Dataset rows for apps and sites:

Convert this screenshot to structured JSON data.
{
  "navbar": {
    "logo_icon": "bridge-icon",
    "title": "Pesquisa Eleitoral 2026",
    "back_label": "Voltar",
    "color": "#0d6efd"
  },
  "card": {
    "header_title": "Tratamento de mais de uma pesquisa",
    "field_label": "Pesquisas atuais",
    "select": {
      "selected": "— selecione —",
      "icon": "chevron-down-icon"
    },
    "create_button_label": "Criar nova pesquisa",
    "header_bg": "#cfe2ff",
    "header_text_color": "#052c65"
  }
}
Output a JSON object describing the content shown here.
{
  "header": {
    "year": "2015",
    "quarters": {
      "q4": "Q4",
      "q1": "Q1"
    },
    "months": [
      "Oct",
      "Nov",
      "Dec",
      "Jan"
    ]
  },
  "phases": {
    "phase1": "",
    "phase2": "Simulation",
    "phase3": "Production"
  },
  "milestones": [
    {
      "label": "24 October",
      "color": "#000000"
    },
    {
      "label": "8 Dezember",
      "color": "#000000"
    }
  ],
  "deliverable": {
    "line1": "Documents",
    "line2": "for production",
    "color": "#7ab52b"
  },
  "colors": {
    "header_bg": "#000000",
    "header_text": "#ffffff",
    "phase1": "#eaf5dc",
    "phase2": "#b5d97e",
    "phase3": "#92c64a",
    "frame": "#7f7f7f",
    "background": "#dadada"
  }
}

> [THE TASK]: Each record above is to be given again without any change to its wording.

> [FINISHED TASK]:
Convert this screenshot to structured JSON data.
{
  "navbar": {
    "logo_icon": "bridge-icon",
    "title": "Pesquisa Eleitoral 2026",
    "back_label": "Voltar",
    "color": "#0d6efd"
  },
  "card": {
    "header_title": "Tratamento de mais de uma pesquisa",
    "field_label": "Pesquisas atuais",
    "select": {
      "selected": "— selecione —",
      "icon": "chevron-down-icon"
    },
    "create_button_label": "Criar nova pesquisa",
    "header_bg": "#cfe2ff",
    "header_text_color": "#052c65"
  }
}
Output a JSON object describing the content shown here.
{
  "header": {
    "year": "2015",
    "quarters": {
      "q4": "Q4",
      "q1": "Q1"
    },
    "months": [
      "Oct",
      "Nov",
      "Dec",
      "Jan"
    ]
  },
  "phases": {
    "phase1": "",
    "phase2": "Simulation",
    "phase3": "Production"
  },
  "milestones": [
    {
      "label": "24 October",
      "color": "#000000"
    },
    {
      "label": "8 Dezember",
      "color": "#000000"
    }
  ],
  "deliverable": {
    "line1": "Documents",
    "line2": "for production",
    "color": "#7ab52b"
  },
  "colors": {
    "header_bg": "#000000",
    "header_text": "#ffffff",
    "phase1": "#eaf5dc",
    "phase2": "#b5d97e",
    "phase3": "#92c64a",
    "frame": "#7f7f7f",
    "background": "#dadada"
  }
}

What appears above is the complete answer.